*** Opening Working data ***
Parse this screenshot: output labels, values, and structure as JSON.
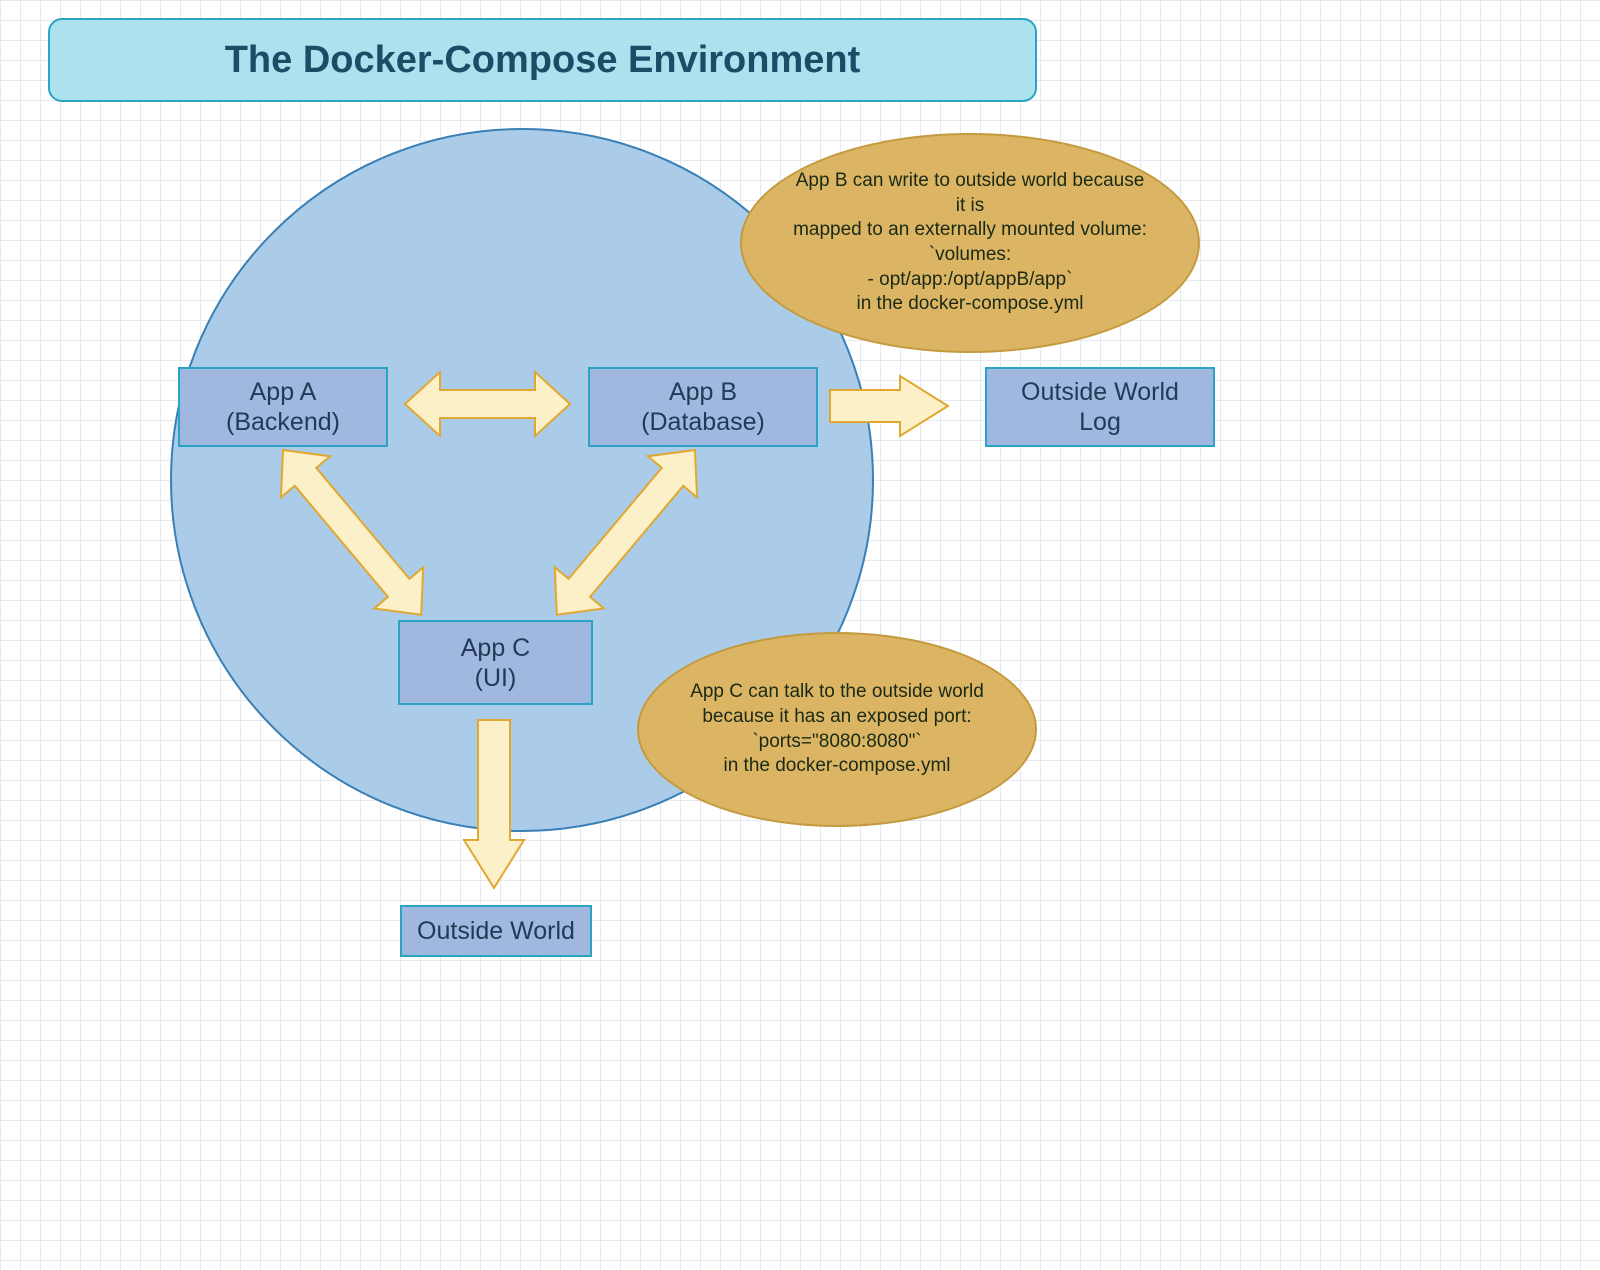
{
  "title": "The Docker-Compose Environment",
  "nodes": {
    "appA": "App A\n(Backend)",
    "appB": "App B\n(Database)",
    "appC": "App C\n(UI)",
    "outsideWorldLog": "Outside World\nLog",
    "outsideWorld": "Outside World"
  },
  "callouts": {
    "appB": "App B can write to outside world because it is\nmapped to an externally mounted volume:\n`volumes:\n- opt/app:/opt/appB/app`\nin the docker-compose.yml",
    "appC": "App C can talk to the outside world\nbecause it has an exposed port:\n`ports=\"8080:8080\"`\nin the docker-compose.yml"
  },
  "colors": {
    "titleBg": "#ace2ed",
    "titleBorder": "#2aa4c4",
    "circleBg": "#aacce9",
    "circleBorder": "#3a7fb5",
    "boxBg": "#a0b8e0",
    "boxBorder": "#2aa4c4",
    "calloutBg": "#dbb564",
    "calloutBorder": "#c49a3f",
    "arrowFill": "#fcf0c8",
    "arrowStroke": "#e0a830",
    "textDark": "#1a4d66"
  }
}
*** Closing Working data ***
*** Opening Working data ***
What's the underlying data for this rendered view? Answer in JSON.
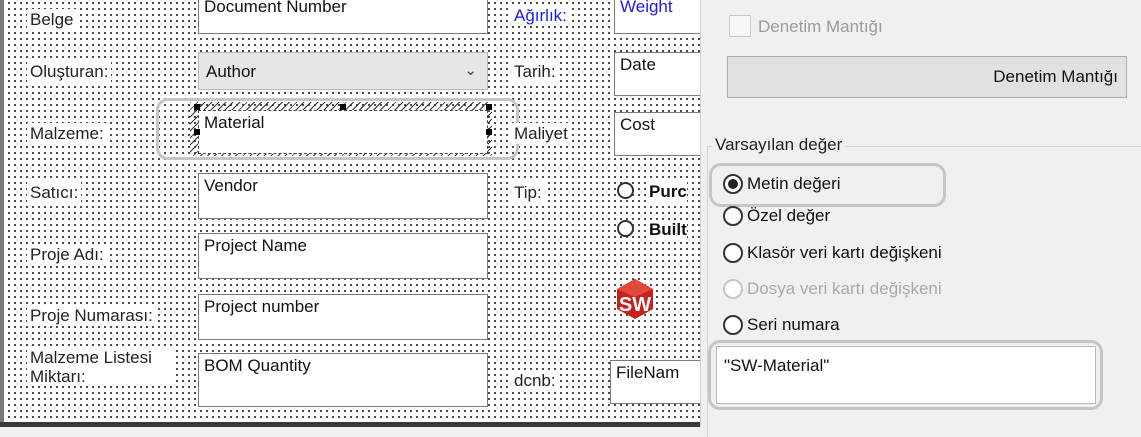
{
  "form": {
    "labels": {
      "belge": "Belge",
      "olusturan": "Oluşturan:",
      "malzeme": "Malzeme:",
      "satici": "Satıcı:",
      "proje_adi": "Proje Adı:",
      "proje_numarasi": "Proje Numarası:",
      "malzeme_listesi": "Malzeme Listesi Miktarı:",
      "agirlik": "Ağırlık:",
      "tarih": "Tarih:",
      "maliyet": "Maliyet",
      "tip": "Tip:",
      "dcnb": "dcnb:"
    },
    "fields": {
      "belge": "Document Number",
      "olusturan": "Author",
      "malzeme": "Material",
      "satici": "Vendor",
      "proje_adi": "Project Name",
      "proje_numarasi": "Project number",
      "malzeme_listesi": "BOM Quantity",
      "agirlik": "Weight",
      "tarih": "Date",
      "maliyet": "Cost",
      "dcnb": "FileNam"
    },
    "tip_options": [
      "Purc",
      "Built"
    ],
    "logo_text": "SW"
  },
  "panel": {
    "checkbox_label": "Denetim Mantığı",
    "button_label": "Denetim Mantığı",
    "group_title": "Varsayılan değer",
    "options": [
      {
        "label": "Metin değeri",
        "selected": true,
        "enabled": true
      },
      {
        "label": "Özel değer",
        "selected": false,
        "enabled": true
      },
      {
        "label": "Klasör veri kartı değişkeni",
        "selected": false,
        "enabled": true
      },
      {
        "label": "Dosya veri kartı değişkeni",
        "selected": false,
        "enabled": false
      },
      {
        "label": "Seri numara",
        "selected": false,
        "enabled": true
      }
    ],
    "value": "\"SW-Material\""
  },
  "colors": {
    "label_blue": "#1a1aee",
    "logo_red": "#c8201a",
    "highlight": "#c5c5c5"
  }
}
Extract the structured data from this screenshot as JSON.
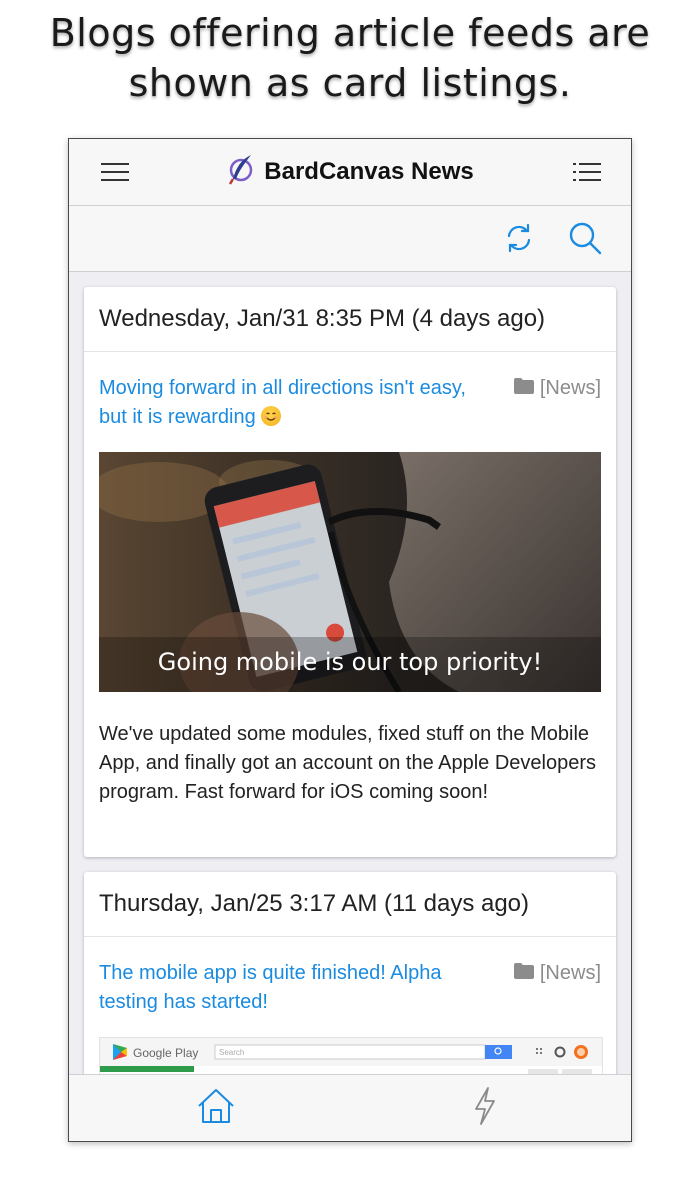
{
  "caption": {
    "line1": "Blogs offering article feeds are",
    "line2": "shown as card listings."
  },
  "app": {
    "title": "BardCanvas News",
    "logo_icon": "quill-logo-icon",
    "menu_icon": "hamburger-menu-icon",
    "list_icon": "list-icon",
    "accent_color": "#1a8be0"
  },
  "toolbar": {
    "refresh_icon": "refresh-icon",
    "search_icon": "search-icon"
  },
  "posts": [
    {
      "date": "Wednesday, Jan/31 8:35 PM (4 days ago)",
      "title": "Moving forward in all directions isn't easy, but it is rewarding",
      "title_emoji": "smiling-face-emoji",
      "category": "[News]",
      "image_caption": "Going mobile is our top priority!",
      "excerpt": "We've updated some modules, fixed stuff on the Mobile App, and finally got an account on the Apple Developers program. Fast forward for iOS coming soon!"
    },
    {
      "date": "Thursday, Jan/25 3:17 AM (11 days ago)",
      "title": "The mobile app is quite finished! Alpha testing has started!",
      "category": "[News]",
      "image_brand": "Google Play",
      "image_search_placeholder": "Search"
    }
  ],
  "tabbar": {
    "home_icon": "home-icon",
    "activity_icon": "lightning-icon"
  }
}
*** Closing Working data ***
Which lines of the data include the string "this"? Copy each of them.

Parse this screenshot: output labels, values, and structure as JSON.
What's the underlying data for this rendered view? Answer in JSON.
Extract the structured data from this screenshot as JSON.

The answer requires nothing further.